:: WHAT YOU NEED TO DO ::
Within the material below, how many lines carry the word "content"? State only the number.
(DATA EXTRACTS Opens)
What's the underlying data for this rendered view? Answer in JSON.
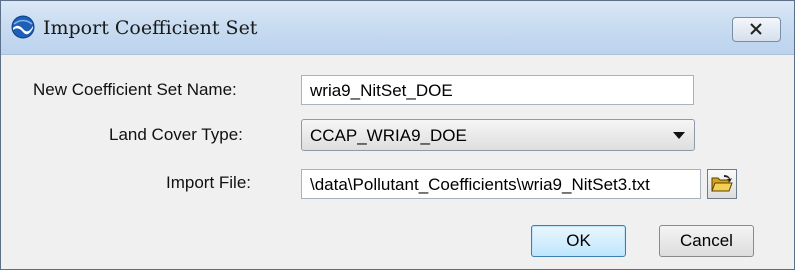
{
  "window": {
    "title": "Import Coefficient Set",
    "app_icon": "noaa-logo-icon",
    "close_icon": "close-icon"
  },
  "form": {
    "name_label": "New Coefficient Set Name:",
    "name_value": "wria9_NitSet_DOE",
    "landcover_label": "Land Cover Type:",
    "landcover_value": "CCAP_WRIA9_DOE",
    "import_label": "Import File:",
    "import_value": "\\data\\Pollutant_Coefficients\\wria9_NitSet3.txt",
    "browse_icon": "open-folder-icon"
  },
  "buttons": {
    "ok": "OK",
    "cancel": "Cancel"
  },
  "colors": {
    "titlebar": "#c9dcf1",
    "dialog_bg": "#f0f0f0",
    "default_button": "#bee6fd"
  }
}
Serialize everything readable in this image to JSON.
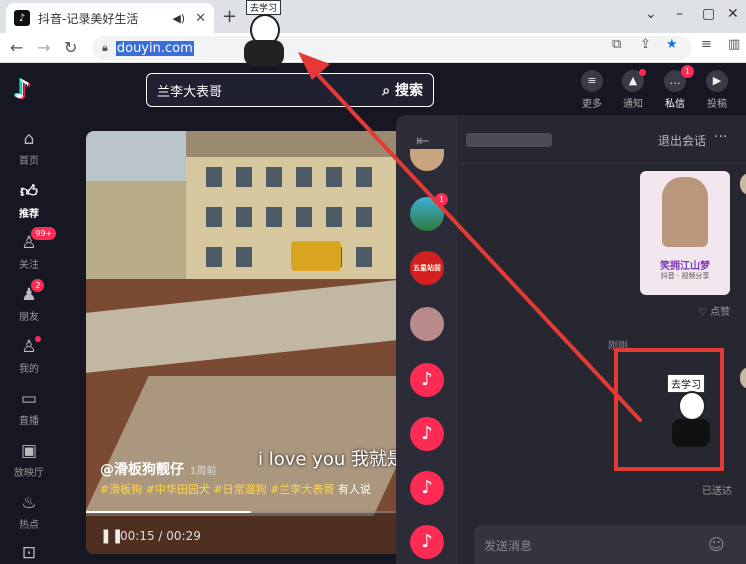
{
  "browser": {
    "tab_title": "抖音-记录美好生活",
    "url": "douyin.com",
    "accent": "#1a73e8"
  },
  "header": {
    "search_value": "兰李大表哥",
    "search_button": "搜索",
    "items": [
      {
        "label": "更多",
        "icon": "menu-icon"
      },
      {
        "label": "通知",
        "icon": "bell-icon"
      },
      {
        "label": "私信",
        "icon": "message-icon",
        "badge": "1"
      },
      {
        "label": "投稿",
        "icon": "upload-icon"
      }
    ]
  },
  "sidebar": {
    "items": [
      {
        "label": "首页",
        "icon": "home-icon"
      },
      {
        "label": "推荐",
        "icon": "thumbs-up-icon"
      },
      {
        "label": "关注",
        "icon": "follow-icon",
        "badge": "99+"
      },
      {
        "label": "朋友",
        "icon": "friends-icon",
        "badge": "2"
      },
      {
        "label": "我的",
        "icon": "profile-icon"
      },
      {
        "label": "直播",
        "icon": "live-icon"
      },
      {
        "label": "放映厅",
        "icon": "tv-icon"
      },
      {
        "label": "热点",
        "icon": "flame-icon"
      }
    ]
  },
  "video": {
    "author": "@滑板狗靓仔",
    "time_ago": "1周前",
    "subtitle": "i love you 我就是",
    "tags": "#滑板狗 #中华田园犬 #日常遛狗 #兰李大表哥",
    "tags_extra": "有人说",
    "current_time": "00:15",
    "duration": "00:29",
    "progress": 0.517
  },
  "chat": {
    "exit_label": "退出会话",
    "more_label": "···",
    "contact_badge": "1",
    "contact_label": "五星站前",
    "card_title": "笑拥江山梦",
    "card_sub": "抖音 · 视频分享",
    "like_label": "♡ 点赞",
    "timestamp": "刚刚",
    "sticker_text": "去学习",
    "sent_label": "已送达",
    "input_placeholder": "发送消息",
    "highlight_color": "#e53935"
  },
  "floating_sticker_text": "去学习"
}
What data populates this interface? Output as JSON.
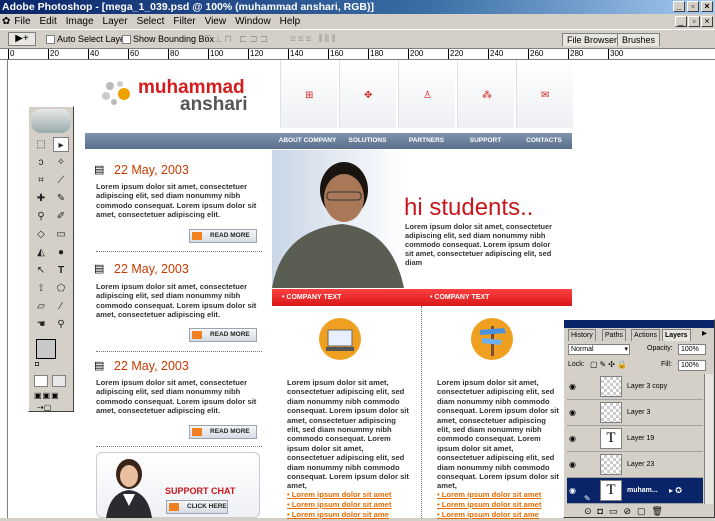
{
  "app": {
    "title": "Adobe Photoshop - [mega_1_039.psd @ 100% (muhammad      anshari, RGB)]"
  },
  "menu": [
    "File",
    "Edit",
    "Image",
    "Layer",
    "Select",
    "Filter",
    "View",
    "Window",
    "Help"
  ],
  "options": {
    "auto_select": "Auto Select Layer",
    "bounding_box": "Show Bounding Box"
  },
  "tabs": [
    "File Browser",
    "Brushes"
  ],
  "ruler": [
    "0",
    "20",
    "40",
    "60",
    "80",
    "100",
    "120",
    "140",
    "160",
    "180",
    "200",
    "220",
    "240",
    "260",
    "280",
    "300"
  ],
  "site": {
    "logo": {
      "line1": "muhammad",
      "line2": "anshari"
    },
    "nav": [
      "ABOUT COMPANY",
      "SOLUTIONS",
      "PARTNERS",
      "SUPPORT",
      "CONTACTS"
    ],
    "posts": [
      {
        "date": "22 May, 2003",
        "text": "Lorem ipsum dolor sit amet, consectetuer adipiscing elit, sed diam nonummy nibh commodo consequat. Lorem ipsum dolor sit amet, consectetuer adipiscing elit.",
        "button": "READ MORE"
      },
      {
        "date": "22 May, 2003",
        "text": "Lorem ipsum dolor sit amet, consectetuer adipiscing elit, sed diam nonummy nibh commodo consequat. Lorem ipsum dolor sit amet, consectetuer adipiscing elit.",
        "button": "READ MORE"
      },
      {
        "date": "22 May, 2003",
        "text": "Lorem ipsum dolor sit amet, consectetuer adipiscing elit, sed diam nonummy nibh commodo consequat. Lorem ipsum dolor sit amet, consectetuer adipiscing elit.",
        "button": "READ MORE"
      }
    ],
    "hero": {
      "heading": "hi students..",
      "text": "Lorem ipsum dolor sit amet, consectetuer adipiscing elit, sed diam nonummy nibh commodo consequat. Lorem ipsum dolor sit amet, consectetuer adipiscing elit, sed diam"
    },
    "company_bar": [
      "• COMPANY TEXT",
      "• COMPANY TEXT"
    ],
    "columns": [
      {
        "text": "Lorem ipsum dolor sit amet, consectetuer adipiscing elit, sed diam nonummy nibh commodo consequat. Lorem ipsum dolor sit amet, consectetuer adipiscing elit, sed diam nonummy nibh commodo consequat. Lorem ipsum dolor sit amet, consectetuer adipiscing elit, sed diam nonummy nibh commodo consequat. Lorem ipsum dolor sit amet,",
        "links": [
          "Lorem ipsum dolor sit amet",
          "Lorem ipsum dolor sit amet",
          "Lorem ipsum dolor sit ame"
        ]
      },
      {
        "text": "Lorem ipsum dolor sit amet, consectetuer adipiscing elit, sed diam nonummy nibh commodo consequat. Lorem ipsum dolor sit amet, consectetuer adipiscing elit, sed diam nonummy nibh commodo consequat. Lorem ipsum dolor sit amet, consectetuer adipiscing elit, sed diam nonummy nibh commodo consequat. Lorem ipsum dolor sit amet,",
        "links": [
          "Lorem ipsum dolor sit amet",
          "Lorem ipsum dolor sit amet",
          "Lorem ipsum dolor sit ame"
        ]
      }
    ],
    "support": {
      "title": "SUPPORT CHAT",
      "button": "CLICK HERE"
    }
  },
  "layers_panel": {
    "tabs": [
      "History",
      "Paths",
      "Actions",
      "Layers"
    ],
    "blend": "Normal",
    "opacity_label": "Opacity:",
    "opacity": "100%",
    "lock_label": "Lock:",
    "fill_label": "Fill:",
    "fill": "100%",
    "layers": [
      "Layer 3 copy",
      "Layer 3",
      "Layer 19",
      "Layer 23",
      "muham..."
    ]
  }
}
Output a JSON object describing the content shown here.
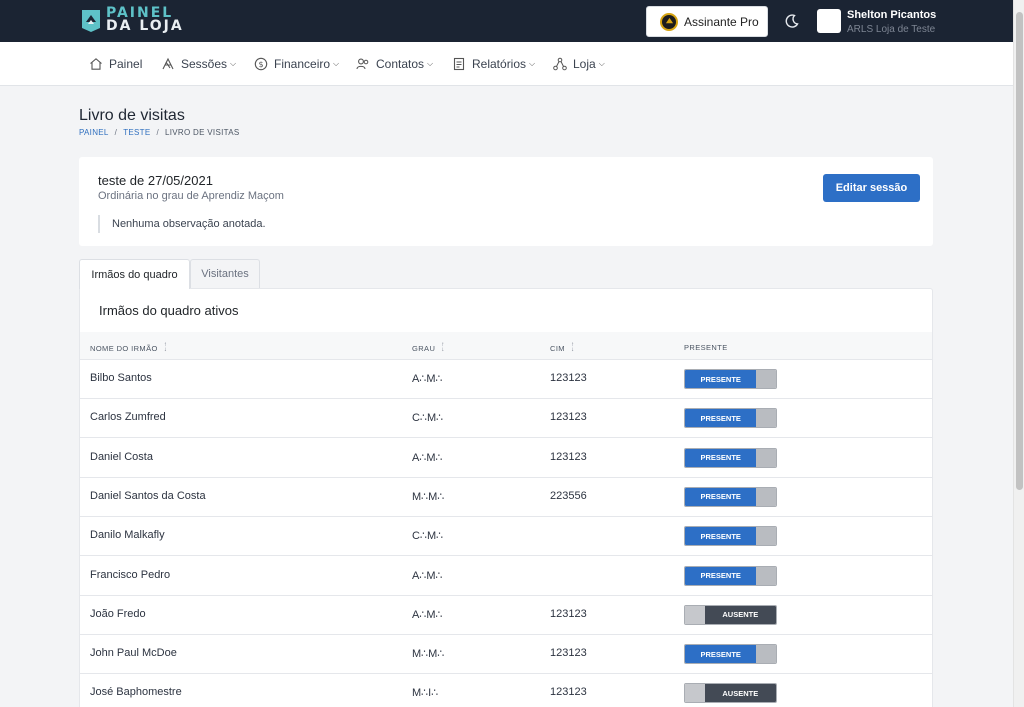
{
  "header": {
    "logo_line1": "PAINEL",
    "logo_line2": "DA LOJA",
    "pro_label": "Assinante Pro",
    "user_name": "Shelton Picantos",
    "user_lodge": "ARLS Loja de Teste"
  },
  "nav": {
    "items": [
      {
        "label": "Painel",
        "icon": "home-icon"
      },
      {
        "label": "Sessões",
        "icon": "sessions-icon"
      },
      {
        "label": "Financeiro",
        "icon": "dollar-icon"
      },
      {
        "label": "Contatos",
        "icon": "users-icon"
      },
      {
        "label": "Relatórios",
        "icon": "report-icon"
      },
      {
        "label": "Loja",
        "icon": "network-icon"
      }
    ]
  },
  "page": {
    "title": "Livro de visitas",
    "breadcrumb": [
      "PAINEL",
      "TESTE",
      "LIVRO DE VISITAS"
    ]
  },
  "session": {
    "title": "teste de 27/05/2021",
    "subtitle": "Ordinária no grau de Aprendiz Maçom",
    "note": "Nenhuma observação anotada.",
    "edit_label": "Editar sessão"
  },
  "tabs": [
    "Irmãos do quadro",
    "Visitantes"
  ],
  "table": {
    "title": "Irmãos do quadro ativos",
    "columns": [
      "NOME DO IRMÃO",
      "GRAU",
      "CIM",
      "PRESENTE"
    ],
    "rows": [
      {
        "name": "Bilbo Santos",
        "grau": "A∴M∴",
        "cim": "123123",
        "status": "PRESENTE"
      },
      {
        "name": "Carlos Zumfred",
        "grau": "C∴M∴",
        "cim": "123123",
        "status": "PRESENTE"
      },
      {
        "name": "Daniel Costa",
        "grau": "A∴M∴",
        "cim": "123123",
        "status": "PRESENTE"
      },
      {
        "name": "Daniel Santos da Costa",
        "grau": "M∴M∴",
        "cim": "223556",
        "status": "PRESENTE"
      },
      {
        "name": "Danilo Malkafly",
        "grau": "C∴M∴",
        "cim": "",
        "status": "PRESENTE"
      },
      {
        "name": "Francisco Pedro",
        "grau": "A∴M∴",
        "cim": "",
        "status": "PRESENTE"
      },
      {
        "name": "João Fredo",
        "grau": "A∴M∴",
        "cim": "123123",
        "status": "AUSENTE"
      },
      {
        "name": "John Paul McDoe",
        "grau": "M∴M∴",
        "cim": "123123",
        "status": "PRESENTE"
      },
      {
        "name": "José Baphomestre",
        "grau": "M∴I∴",
        "cim": "123123",
        "status": "AUSENTE"
      }
    ]
  },
  "colors": {
    "topbar": "#1b2433",
    "accent": "#2d6fc6",
    "absent": "#434a55",
    "logo_teal": "#5ec2c8"
  }
}
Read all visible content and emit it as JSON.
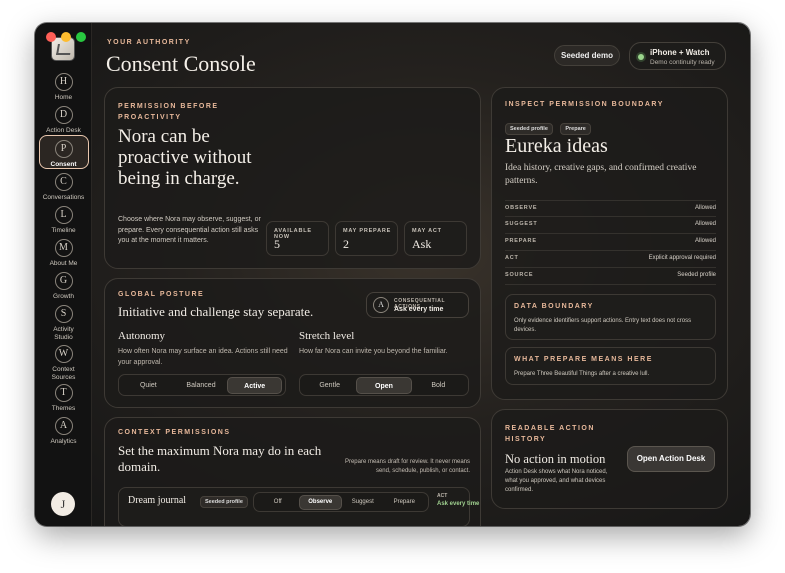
{
  "window": {
    "traffic_colors": [
      "#ff5f57",
      "#febc2e",
      "#28c840"
    ]
  },
  "sidebar": {
    "items": [
      {
        "letter": "H",
        "label": "Home"
      },
      {
        "letter": "D",
        "label": "Action Desk"
      },
      {
        "letter": "P",
        "label": "Consent"
      },
      {
        "letter": "C",
        "label": "Conversations"
      },
      {
        "letter": "L",
        "label": "Timeline"
      },
      {
        "letter": "M",
        "label": "About Me"
      },
      {
        "letter": "G",
        "label": "Growth"
      },
      {
        "letter": "S",
        "label": "Activity Studio"
      },
      {
        "letter": "W",
        "label": "Context Sources"
      },
      {
        "letter": "T",
        "label": "Themes"
      },
      {
        "letter": "A",
        "label": "Analytics"
      }
    ],
    "active_index": 2,
    "avatar": "J"
  },
  "header": {
    "eyebrow": "YOUR AUTHORITY",
    "title": "Consent Console",
    "seeded_label": "Seeded demo",
    "device_title": "iPhone + Watch",
    "device_sub": "Demo continuity ready"
  },
  "hero": {
    "eyebrow": "PERMISSION BEFORE PROACTIVITY",
    "headline": "Nora can be proactive without being in charge.",
    "body": "Choose where Nora may observe, suggest, or prepare. Every consequential action still asks you at the moment it matters.",
    "tiles": [
      {
        "label": "AVAILABLE NOW",
        "value": "5"
      },
      {
        "label": "MAY PREPARE",
        "value": "2"
      },
      {
        "label": "MAY ACT",
        "value": "Ask"
      }
    ]
  },
  "posture": {
    "eyebrow": "GLOBAL POSTURE",
    "headline": "Initiative and challenge stay separate.",
    "badge_letter": "A",
    "badge_label": "CONSEQUENTIAL ACTIONS",
    "badge_value": "Ask every time",
    "autonomy": {
      "title": "Autonomy",
      "desc": "How often Nora may surface an idea. Actions still need your approval.",
      "options": [
        "Quiet",
        "Balanced",
        "Active"
      ],
      "selected": "Active"
    },
    "stretch": {
      "title": "Stretch level",
      "desc": "How far Nora can invite you beyond the familiar.",
      "options": [
        "Gentle",
        "Open",
        "Bold"
      ],
      "selected": "Open"
    }
  },
  "context": {
    "eyebrow": "CONTEXT PERMISSIONS",
    "headline": "Set the maximum Nora may do in each domain.",
    "note": "Prepare means draft for review. It never means send, schedule, publish, or contact.",
    "row": {
      "name": "Dream journal",
      "tag": "Seeded profile",
      "options": [
        "Off",
        "Observe",
        "Suggest",
        "Prepare"
      ],
      "selected": "Observe",
      "act_label": "ACT",
      "act_value": "Ask every time"
    }
  },
  "inspect": {
    "eyebrow": "INSPECT PERMISSION BOUNDARY",
    "chips": [
      "Seeded profile",
      "Prepare"
    ],
    "title": "Eureka ideas",
    "desc": "Idea history, creative gaps, and confirmed creative patterns.",
    "rows": [
      {
        "key": "OBSERVE",
        "value": "Allowed"
      },
      {
        "key": "SUGGEST",
        "value": "Allowed"
      },
      {
        "key": "PREPARE",
        "value": "Allowed"
      },
      {
        "key": "ACT",
        "value": "Explicit approval required"
      },
      {
        "key": "SOURCE",
        "value": "Seeded profile"
      }
    ],
    "data_boundary": {
      "title": "DATA BOUNDARY",
      "text": "Only evidence identifiers support actions. Entry text does not cross devices."
    },
    "prepare_here": {
      "title": "WHAT PREPARE MEANS HERE",
      "text": "Prepare Three Beautiful Things after a creative lull."
    }
  },
  "history": {
    "eyebrow": "READABLE ACTION HISTORY",
    "title": "No action in motion",
    "desc": "Action Desk shows what Nora noticed, what you approved, and what devices confirmed.",
    "button": "Open Action Desk"
  }
}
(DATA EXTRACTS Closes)
:: SOLUTION TO THIS EXERCISE ::
2